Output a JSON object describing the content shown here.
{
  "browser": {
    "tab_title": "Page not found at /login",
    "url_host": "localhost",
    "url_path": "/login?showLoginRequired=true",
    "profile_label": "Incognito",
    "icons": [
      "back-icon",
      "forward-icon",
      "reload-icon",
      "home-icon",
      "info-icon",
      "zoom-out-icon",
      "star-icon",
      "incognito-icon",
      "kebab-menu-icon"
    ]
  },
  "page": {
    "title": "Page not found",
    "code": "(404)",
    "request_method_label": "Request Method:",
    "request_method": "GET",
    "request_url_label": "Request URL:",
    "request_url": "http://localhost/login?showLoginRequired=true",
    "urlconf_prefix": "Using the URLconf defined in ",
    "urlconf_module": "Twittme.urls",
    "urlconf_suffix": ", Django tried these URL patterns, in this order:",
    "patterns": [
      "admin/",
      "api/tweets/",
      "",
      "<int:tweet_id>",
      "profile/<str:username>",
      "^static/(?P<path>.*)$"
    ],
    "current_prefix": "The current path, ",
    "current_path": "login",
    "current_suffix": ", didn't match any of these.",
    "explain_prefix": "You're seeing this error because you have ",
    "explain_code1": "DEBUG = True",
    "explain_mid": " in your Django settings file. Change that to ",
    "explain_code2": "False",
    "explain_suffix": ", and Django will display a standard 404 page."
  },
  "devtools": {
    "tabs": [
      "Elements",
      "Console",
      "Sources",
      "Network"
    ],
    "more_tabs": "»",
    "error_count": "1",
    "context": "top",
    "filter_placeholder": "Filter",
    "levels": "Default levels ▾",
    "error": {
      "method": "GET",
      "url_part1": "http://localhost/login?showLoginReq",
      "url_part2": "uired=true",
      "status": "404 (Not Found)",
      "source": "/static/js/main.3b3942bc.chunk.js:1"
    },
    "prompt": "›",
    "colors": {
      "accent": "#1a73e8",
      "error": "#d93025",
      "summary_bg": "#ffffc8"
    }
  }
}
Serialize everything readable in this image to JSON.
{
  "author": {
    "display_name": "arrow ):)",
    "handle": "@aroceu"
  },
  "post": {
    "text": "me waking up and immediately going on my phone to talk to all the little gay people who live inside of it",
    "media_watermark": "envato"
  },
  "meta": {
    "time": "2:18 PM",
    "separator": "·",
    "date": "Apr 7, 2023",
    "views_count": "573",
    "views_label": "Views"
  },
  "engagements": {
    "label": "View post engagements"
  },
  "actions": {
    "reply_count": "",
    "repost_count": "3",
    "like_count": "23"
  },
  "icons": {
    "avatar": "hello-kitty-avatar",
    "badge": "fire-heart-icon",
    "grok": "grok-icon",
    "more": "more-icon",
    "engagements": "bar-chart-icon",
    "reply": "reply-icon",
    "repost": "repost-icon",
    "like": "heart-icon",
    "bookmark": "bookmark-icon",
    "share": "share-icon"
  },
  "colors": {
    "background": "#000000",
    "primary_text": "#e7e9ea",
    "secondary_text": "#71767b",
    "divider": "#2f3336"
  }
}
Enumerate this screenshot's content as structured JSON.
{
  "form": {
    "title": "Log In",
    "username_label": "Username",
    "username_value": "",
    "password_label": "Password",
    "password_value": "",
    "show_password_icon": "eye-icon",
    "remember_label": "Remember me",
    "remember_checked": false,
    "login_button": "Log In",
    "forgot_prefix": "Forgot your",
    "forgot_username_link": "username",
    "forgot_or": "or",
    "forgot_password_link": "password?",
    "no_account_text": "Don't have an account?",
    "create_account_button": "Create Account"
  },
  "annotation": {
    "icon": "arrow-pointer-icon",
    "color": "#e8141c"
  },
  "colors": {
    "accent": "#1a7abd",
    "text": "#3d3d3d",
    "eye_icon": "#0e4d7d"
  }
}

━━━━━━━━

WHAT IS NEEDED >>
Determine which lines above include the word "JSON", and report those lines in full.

EXERCISE OUTPUT >>
Output a JSON object describing the content shown here.
Serialize everything readable in this image to JSON.
Enumerate this screenshot's content as structured JSON.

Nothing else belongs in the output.